Social care  

SJP fears social care reforms could be 'disaster'

SJP fears social care reforms could be 'disaster'

Advice giant St. James’s Place has little faith in the government's plans for social care, saying it is expecting reforms that are "too complex, not transparent and a disaster".

Speaking to FTAdviser, Tony Mudd, divisional director for tax & technical support and author of SJP’s recent report on social care reform, said he was concerned the government may make a knee jerk reaction on social care with a view to finally get things done.

But that may not be beneficial for the industry, he warned, as the reforms may not work.

Mudd said he was optimistic there will be something published by the end of the year, following several years of delays.

But he added: “What I am less positive and optimistic about is that we'll get something which is workable.

"I am genuinely worried that they will just either do a deal not style sort of process which frankly hasn't worked elsewhere. It could be far too complex, not transparent and will be a disaster. 

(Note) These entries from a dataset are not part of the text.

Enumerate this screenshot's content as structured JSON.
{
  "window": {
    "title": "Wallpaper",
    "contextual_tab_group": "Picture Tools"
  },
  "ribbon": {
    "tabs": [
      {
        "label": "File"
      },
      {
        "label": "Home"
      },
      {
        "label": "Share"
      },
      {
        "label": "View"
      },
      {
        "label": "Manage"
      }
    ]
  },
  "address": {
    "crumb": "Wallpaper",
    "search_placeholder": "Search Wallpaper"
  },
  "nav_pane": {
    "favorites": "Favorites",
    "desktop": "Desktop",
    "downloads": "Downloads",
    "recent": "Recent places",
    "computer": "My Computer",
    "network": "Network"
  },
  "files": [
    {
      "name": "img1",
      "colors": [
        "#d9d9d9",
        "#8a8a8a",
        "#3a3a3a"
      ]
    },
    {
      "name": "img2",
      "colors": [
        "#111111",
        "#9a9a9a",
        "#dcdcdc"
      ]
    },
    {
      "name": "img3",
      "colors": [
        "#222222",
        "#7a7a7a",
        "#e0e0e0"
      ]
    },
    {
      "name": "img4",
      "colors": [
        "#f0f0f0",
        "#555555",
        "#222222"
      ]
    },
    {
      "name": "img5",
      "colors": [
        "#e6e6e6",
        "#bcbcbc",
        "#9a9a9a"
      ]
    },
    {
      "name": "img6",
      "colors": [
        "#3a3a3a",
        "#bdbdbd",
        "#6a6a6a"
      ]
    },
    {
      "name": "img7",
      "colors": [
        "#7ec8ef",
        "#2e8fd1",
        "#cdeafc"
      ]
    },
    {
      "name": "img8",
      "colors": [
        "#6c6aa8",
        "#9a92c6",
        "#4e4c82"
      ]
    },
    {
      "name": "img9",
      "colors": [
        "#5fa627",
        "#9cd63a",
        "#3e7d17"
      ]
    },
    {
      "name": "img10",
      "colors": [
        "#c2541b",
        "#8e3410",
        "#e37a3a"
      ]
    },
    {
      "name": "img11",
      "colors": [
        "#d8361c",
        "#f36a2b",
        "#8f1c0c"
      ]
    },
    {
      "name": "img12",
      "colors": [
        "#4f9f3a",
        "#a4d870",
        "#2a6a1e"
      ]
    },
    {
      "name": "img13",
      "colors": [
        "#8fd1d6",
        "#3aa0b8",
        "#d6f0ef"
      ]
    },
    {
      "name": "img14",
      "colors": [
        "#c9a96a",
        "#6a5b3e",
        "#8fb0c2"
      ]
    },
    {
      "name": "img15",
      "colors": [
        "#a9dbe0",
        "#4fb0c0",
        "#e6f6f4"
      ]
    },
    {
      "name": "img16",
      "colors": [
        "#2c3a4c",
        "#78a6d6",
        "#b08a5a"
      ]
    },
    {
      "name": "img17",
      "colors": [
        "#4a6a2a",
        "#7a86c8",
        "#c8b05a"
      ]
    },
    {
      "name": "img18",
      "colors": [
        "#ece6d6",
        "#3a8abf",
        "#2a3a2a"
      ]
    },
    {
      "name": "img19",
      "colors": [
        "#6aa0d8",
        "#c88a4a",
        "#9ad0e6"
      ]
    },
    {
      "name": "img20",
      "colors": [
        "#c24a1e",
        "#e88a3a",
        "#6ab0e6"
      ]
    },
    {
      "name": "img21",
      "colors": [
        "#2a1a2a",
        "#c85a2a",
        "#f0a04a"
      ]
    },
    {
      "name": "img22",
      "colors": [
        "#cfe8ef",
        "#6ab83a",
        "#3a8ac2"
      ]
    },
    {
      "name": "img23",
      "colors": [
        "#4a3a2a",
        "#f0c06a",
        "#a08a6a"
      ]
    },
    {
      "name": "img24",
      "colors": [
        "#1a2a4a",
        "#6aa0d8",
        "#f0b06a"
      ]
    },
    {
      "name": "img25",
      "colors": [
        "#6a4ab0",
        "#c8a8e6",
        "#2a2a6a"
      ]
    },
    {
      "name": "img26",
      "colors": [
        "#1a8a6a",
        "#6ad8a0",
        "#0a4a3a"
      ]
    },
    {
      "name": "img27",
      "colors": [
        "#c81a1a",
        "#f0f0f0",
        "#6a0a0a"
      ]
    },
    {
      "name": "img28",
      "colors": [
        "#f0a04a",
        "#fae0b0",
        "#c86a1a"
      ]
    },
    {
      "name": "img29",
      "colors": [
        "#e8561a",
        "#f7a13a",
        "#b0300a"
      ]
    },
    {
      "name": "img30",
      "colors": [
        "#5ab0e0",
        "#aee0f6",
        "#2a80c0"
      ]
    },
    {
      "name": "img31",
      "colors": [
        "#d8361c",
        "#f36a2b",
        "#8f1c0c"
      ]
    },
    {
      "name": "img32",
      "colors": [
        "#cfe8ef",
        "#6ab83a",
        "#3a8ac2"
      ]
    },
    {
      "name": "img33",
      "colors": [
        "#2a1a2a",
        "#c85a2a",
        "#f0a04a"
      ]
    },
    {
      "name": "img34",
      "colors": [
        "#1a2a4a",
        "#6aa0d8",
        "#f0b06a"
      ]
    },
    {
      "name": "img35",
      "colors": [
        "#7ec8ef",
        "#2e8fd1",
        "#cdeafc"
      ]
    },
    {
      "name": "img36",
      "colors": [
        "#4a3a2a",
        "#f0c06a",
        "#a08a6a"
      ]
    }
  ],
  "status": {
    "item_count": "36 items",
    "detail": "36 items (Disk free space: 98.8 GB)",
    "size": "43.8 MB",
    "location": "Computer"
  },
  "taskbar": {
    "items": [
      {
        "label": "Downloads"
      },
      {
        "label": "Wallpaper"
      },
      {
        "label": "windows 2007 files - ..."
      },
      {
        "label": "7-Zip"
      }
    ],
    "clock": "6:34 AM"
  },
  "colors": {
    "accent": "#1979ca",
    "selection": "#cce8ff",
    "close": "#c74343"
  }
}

“Or they will just do some form of knee jerk reform of additional raising of tax. As much as funding is a huge part of this, it's not the whole solution. So, I'm worried that it will not be what we need.”

Government firstly needs to address the lack of understanding about social care funding, Mudd said, saying an alarming number of people believed it was provided by the state.

Secondly, there must be political consensus if this issue is to be fixed once and for all, he added.

Political difficulty

Mudd said no political party had “the moral high ground” on social care, as all have shown a desire to fix social care but not delivered the results.

“I've been in lots of meetings where politicians of all parties have spoken very passionately about needing to sort [social care] out, but when it actually comes to it they've been unable to,” Mudd explained.

He said examples of this were when Labour put out proposals which were called a “dementia tax” by the Tories and Labour returned the favour when they called the Conservatives' proposals a “death tax”.

Additionally, the people who want the government to contribute towards social care funding are not actually willing to suffer the higher taxes that could come with this, Mudd said.

He added: “[These people] therefore, vote that way and you get into this position where it's very difficult for the politicians to sort it out because it becomes politically very difficult.”

But he stressed it was important for the industry that the government sorts this problem out because things need to start rolling.

Mudd said when a plan is in place, advisers can make long term care a normal part of financial planning, like pension planning and estate planning, and product providers can start developing products specifically for long term care.

At the moment, Mudd said, “it's like trying to develop products on quicksand”.